_TASK DATA_.

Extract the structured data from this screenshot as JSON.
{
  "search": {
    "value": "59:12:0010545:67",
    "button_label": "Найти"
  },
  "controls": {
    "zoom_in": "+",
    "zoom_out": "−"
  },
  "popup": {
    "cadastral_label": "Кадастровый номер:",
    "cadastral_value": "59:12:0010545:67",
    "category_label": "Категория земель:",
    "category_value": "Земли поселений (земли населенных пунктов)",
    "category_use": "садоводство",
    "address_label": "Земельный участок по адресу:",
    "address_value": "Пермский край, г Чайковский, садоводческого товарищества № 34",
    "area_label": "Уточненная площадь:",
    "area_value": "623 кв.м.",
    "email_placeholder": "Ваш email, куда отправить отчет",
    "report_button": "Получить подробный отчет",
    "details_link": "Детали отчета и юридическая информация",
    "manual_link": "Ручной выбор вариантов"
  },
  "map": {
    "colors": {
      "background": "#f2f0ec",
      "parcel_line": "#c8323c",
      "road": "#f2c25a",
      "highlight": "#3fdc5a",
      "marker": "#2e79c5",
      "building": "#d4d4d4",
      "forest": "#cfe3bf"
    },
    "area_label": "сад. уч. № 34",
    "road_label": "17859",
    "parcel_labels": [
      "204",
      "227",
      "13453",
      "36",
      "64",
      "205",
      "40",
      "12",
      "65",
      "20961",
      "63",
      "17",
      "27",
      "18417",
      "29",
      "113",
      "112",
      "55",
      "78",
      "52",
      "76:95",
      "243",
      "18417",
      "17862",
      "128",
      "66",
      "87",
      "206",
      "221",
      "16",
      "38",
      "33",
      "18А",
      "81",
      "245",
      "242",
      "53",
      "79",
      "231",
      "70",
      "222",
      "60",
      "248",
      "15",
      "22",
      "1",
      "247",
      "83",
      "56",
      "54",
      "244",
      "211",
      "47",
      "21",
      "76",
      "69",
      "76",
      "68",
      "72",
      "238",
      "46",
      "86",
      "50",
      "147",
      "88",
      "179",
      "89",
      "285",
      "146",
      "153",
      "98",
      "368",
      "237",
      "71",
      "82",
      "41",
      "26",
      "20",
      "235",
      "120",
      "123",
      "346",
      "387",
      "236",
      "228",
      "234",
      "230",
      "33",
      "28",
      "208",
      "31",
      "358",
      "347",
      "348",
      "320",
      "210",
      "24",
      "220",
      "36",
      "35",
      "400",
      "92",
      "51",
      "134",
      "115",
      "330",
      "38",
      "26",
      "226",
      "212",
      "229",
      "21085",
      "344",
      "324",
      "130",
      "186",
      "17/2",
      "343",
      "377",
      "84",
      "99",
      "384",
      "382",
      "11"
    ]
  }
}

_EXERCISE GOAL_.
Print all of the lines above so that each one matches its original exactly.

_TASK RESULT_.
Extract the structured data from this screenshot as JSON.
{
  "search": {
    "value": "59:12:0010545:67",
    "button_label": "Найти"
  },
  "controls": {
    "zoom_in": "+",
    "zoom_out": "−"
  },
  "popup": {
    "cadastral_label": "Кадастровый номер:",
    "cadastral_value": "59:12:0010545:67",
    "category_label": "Категория земель:",
    "category_value": "Земли поселений (земли населенных пунктов)",
    "category_use": "садоводство",
    "address_label": "Земельный участок по адресу:",
    "address_value": "Пермский край, г Чайковский, садоводческого товарищества № 34",
    "area_label": "Уточненная площадь:",
    "area_value": "623 кв.м.",
    "email_placeholder": "Ваш email, куда отправить отчет",
    "report_button": "Получить подробный отчет",
    "details_link": "Детали отчета и юридическая информация",
    "manual_link": "Ручной выбор вариантов"
  },
  "map": {
    "colors": {
      "background": "#f2f0ec",
      "parcel_line": "#c8323c",
      "road": "#f2c25a",
      "highlight": "#3fdc5a",
      "marker": "#2e79c5",
      "building": "#d4d4d4",
      "forest": "#cfe3bf"
    },
    "area_label": "сад. уч. № 34",
    "road_label": "17859",
    "parcel_labels": [
      "204",
      "227",
      "13453",
      "36",
      "64",
      "205",
      "40",
      "12",
      "65",
      "20961",
      "63",
      "17",
      "27",
      "18417",
      "29",
      "113",
      "112",
      "55",
      "78",
      "52",
      "76:95",
      "243",
      "18417",
      "17862",
      "128",
      "66",
      "87",
      "206",
      "221",
      "16",
      "38",
      "33",
      "18А",
      "81",
      "245",
      "242",
      "53",
      "79",
      "231",
      "70",
      "222",
      "60",
      "248",
      "15",
      "22",
      "1",
      "247",
      "83",
      "56",
      "54",
      "244",
      "211",
      "47",
      "21",
      "76",
      "69",
      "76",
      "68",
      "72",
      "238",
      "46",
      "86",
      "50",
      "147",
      "88",
      "179",
      "89",
      "285",
      "146",
      "153",
      "98",
      "368",
      "237",
      "71",
      "82",
      "41",
      "26",
      "20",
      "235",
      "120",
      "123",
      "346",
      "387",
      "236",
      "228",
      "234",
      "230",
      "33",
      "28",
      "208",
      "31",
      "358",
      "347",
      "348",
      "320",
      "210",
      "24",
      "220",
      "36",
      "35",
      "400",
      "92",
      "51",
      "134",
      "115",
      "330",
      "38",
      "26",
      "226",
      "212",
      "229",
      "21085",
      "344",
      "324",
      "130",
      "186",
      "17/2",
      "343",
      "377",
      "84",
      "99",
      "384",
      "382",
      "11"
    ]
  }
}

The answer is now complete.